Afyare Abdi Elmi. Understanding the Somalia Conflagration: Identity, Political Islam, andPeacebuilding. Oxford: Pluto Press, 2010. xvii +193 pp. Notes. Bibliography. Index. $90.00. Cloth. $35.00. Paper.
Markus Hoehne and Virginia Luling, eds. Milk and Peace, Drought and War: Somali Culture, Society and Politics: Essays in Honour of I. M. Lewis. New York: Columbia University Press, 2010. xi + 437 pp. Notes. Bibliography. Index. $55.00. Cloth.
The field of Somali studies has been shaped to a remarkable degree by I. M. Lewis's lineage-based structural paradigm and more recently by the "collapsed state" conceptual frame. Hoehne and Luling have edited an excellent set of essays that revisits Lewis's paradigm while simultaneously finding innovative ways to draw fresh ideas from standard texts. Elmi's monograph draws in part from the tradition of searching for the root causes and possible solutions to the problem of state collapse in Somalia. These two works suggest that while "clan-based politics" and "state collapse" are deeply problematic concepts, they have an enormous influence in contemporary scholarship on Somalia.
Elmi promises to take a fresh look at the story of Somalia's collapse, and the monograph does a good job in tracing the general story and specifically in incorporating the historical dynamics of political Islam. As is common to most accounts by regional specialists, he emphasizes endogenous dynamics behind state collapse. Counterterrorism policies advocated by Washington and Addis Ababa, Elmi argues, benefit the Islamists by allowing them to position themselves as the defenders of Somali nationalism. The disastrous Ethiopian intervention and the U.S. prioritization of counterterrorism goals over peace-building provide the impetus for much of Elmi's analysis. "As long as Islamists are challenged by external actors and hated warlords, they will enjoy the support of the Somali people," he says. "This makes Islamist rule basically inevitable in Somalia" (72). Failed international interventions and what Elmi sees as Ethiopia's intention to keep Somalia weak and divided receive much of the blame for the "Somalia conflagration" referenced in the book's title.

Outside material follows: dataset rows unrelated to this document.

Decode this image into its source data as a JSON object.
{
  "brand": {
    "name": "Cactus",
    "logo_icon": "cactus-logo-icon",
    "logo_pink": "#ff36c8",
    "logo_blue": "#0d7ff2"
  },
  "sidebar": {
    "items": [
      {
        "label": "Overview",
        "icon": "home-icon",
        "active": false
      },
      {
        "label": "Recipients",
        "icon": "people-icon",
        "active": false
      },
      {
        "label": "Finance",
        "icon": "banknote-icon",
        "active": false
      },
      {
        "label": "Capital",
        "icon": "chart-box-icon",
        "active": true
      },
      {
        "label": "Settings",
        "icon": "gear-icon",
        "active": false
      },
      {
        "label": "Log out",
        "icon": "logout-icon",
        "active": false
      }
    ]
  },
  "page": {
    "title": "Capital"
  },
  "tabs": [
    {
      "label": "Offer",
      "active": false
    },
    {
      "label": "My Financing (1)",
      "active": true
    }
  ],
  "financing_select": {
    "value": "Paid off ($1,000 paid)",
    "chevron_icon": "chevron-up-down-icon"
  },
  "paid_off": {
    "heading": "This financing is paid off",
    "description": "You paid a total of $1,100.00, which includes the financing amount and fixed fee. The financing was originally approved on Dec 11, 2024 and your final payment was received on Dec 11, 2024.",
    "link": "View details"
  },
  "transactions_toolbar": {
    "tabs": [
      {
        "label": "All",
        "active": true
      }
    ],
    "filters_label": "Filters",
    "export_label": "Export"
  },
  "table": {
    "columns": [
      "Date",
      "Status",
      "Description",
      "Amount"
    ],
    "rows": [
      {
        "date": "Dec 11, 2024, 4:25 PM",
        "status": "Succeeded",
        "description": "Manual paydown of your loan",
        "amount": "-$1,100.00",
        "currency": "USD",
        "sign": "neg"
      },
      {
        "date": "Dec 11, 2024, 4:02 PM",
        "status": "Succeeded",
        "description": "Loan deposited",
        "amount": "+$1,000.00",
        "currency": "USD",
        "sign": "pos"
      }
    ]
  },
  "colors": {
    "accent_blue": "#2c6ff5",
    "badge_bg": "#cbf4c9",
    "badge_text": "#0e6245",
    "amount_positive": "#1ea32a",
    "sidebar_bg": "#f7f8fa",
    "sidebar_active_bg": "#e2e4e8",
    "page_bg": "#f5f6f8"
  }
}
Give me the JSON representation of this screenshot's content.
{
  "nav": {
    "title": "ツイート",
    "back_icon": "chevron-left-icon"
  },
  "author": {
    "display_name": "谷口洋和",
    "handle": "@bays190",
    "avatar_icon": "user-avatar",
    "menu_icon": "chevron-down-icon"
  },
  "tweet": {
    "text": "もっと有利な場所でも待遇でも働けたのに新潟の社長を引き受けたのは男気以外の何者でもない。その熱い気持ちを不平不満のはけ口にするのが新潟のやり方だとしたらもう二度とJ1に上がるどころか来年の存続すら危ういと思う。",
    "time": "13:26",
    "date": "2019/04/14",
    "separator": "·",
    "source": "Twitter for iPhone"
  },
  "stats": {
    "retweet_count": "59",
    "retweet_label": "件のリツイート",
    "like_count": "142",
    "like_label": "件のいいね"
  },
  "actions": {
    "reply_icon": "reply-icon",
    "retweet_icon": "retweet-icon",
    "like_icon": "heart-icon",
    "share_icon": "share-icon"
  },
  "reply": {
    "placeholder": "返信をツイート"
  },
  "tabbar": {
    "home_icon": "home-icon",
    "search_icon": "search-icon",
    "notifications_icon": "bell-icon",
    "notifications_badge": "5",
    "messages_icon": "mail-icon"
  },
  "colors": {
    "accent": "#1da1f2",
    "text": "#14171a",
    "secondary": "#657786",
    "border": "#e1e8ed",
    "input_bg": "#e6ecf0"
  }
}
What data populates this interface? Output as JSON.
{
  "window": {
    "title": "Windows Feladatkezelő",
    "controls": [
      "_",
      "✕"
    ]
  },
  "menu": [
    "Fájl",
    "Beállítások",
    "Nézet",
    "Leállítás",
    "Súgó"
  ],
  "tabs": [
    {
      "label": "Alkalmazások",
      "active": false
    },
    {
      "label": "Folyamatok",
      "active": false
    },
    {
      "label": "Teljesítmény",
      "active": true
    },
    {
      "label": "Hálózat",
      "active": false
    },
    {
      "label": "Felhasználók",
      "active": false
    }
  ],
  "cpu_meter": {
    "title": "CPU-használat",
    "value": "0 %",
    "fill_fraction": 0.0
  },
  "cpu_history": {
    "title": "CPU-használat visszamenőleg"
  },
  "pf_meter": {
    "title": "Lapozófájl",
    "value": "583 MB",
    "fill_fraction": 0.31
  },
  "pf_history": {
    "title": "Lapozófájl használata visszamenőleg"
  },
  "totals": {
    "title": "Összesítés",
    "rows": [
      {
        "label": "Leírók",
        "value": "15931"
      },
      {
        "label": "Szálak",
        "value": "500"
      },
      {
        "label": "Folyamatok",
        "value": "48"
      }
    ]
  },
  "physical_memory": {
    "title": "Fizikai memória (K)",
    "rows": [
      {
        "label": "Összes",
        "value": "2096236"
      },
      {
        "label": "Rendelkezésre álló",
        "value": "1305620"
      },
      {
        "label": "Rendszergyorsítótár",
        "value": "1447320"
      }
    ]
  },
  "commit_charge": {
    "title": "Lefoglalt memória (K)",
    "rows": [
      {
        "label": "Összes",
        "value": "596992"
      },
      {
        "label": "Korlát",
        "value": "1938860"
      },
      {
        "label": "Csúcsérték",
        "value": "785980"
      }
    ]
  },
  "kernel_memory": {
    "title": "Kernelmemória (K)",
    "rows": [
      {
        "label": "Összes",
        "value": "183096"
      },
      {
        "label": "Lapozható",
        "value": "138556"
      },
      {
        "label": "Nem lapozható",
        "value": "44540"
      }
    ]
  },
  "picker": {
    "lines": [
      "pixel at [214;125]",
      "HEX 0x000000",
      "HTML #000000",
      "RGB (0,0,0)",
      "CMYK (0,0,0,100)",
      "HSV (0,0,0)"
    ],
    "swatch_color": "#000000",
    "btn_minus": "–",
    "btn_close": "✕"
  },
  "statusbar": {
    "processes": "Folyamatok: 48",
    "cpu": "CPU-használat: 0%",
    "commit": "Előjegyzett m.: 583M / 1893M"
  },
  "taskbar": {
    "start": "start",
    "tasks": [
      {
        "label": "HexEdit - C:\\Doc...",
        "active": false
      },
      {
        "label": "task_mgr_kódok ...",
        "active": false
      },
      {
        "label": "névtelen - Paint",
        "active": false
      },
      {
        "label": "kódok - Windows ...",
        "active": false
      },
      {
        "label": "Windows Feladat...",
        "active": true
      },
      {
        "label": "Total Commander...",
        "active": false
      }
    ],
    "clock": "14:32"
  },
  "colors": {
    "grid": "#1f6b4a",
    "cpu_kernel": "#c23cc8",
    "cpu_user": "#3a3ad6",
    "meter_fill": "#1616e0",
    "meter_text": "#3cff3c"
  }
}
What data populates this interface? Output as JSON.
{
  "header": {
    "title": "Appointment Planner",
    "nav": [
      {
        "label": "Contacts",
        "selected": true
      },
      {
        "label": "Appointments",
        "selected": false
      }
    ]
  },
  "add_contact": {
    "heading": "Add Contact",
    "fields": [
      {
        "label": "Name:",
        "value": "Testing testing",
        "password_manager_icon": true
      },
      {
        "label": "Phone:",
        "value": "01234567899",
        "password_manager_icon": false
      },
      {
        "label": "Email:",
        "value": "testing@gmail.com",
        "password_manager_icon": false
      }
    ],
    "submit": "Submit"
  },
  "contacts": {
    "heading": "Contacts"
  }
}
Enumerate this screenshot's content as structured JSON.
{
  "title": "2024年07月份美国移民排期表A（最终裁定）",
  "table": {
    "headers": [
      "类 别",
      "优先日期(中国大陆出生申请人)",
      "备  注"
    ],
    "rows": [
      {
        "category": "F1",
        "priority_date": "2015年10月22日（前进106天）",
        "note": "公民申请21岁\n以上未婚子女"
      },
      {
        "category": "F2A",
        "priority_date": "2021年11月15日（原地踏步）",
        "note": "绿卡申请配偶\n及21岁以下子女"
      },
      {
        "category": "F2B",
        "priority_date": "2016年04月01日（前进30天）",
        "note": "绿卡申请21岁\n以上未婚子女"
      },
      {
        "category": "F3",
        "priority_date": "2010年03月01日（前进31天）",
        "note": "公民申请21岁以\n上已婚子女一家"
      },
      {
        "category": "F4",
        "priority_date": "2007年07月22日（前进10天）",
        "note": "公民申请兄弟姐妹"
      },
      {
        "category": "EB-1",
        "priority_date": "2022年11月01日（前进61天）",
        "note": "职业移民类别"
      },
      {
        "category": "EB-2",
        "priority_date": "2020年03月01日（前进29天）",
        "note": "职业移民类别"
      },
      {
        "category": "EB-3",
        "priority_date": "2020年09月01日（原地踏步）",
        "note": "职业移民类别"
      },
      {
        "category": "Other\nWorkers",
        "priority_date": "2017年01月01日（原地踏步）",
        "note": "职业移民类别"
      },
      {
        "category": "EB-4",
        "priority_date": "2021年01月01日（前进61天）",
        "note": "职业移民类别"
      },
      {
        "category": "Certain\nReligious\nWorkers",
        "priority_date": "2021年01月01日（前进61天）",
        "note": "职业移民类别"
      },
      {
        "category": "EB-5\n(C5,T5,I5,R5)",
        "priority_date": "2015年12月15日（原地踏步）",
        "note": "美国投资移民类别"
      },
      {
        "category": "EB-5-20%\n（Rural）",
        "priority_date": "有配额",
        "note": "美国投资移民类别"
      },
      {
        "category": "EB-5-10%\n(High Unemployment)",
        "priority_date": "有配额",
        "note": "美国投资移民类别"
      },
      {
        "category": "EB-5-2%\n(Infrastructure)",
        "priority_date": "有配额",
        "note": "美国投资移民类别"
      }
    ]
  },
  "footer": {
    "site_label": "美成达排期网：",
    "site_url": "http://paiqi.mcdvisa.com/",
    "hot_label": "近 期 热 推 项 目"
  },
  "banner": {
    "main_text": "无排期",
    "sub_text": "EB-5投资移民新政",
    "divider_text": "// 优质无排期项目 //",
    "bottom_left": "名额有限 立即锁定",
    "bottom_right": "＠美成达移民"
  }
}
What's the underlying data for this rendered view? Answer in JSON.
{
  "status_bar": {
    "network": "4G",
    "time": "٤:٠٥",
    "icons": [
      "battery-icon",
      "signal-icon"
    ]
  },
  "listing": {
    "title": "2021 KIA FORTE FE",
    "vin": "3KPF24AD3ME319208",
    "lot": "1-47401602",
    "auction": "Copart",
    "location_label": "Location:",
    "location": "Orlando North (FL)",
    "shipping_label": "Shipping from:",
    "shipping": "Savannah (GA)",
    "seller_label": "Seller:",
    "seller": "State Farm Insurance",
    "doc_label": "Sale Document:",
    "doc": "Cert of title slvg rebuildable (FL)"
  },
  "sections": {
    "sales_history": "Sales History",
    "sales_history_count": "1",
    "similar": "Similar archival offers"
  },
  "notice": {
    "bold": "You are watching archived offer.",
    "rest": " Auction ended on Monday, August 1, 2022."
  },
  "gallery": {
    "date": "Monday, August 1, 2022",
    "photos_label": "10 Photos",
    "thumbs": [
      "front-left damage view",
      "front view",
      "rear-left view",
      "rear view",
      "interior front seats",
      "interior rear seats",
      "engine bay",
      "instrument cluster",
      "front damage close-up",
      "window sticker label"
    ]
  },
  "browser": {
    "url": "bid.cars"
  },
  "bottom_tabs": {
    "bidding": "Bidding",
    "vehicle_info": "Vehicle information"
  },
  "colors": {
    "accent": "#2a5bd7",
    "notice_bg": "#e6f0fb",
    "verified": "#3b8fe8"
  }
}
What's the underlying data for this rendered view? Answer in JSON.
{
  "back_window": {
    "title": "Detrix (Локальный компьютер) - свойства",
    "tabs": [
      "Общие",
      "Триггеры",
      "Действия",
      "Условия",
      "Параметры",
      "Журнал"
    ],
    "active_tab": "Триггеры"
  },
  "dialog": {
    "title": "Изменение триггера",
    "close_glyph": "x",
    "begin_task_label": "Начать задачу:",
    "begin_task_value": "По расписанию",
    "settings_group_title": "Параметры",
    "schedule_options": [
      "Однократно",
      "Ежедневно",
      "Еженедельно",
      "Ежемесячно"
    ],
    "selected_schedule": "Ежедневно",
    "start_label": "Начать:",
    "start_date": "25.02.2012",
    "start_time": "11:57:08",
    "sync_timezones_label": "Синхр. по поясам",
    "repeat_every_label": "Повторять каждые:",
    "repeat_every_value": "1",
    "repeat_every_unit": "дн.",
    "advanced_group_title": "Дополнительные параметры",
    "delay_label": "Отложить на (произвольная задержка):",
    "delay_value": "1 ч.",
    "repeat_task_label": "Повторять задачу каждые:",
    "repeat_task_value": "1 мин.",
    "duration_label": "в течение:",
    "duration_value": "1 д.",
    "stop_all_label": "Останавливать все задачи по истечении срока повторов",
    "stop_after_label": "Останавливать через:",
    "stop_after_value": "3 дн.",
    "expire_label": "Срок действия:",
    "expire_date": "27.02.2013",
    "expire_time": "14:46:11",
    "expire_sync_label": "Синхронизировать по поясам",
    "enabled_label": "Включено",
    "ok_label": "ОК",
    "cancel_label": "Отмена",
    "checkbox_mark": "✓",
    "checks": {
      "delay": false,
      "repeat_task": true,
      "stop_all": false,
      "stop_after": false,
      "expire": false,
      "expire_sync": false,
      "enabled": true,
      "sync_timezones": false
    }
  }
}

The Hoehne and Luling edited volume seeks to reexamine the work of I. M. Lewis, the doyen of Somali studies. The book succeeds as both a festschrift and also as a set of extraordinary contributions by some of the most notable scholars of Somalia from across the social sciences and humanities. Lewis's legacy is diverse, and the scholarship here includes history, politics, culture, language, and social organization at a deep structural level. All interested in Somalia will find something of interest in this collection of essays and reflections.
The question of the "clan paradigm" associated with Lewis's work has been at the center of heated debates within Somali studies and politics. Some argue that the principles of kinship constituted the overarching logic of Somali nationalism and modern nation-state politics, while others emphasize transformation and the autonomous role of the state and market. This volume acknowledges this question but does not seek to resolve it. …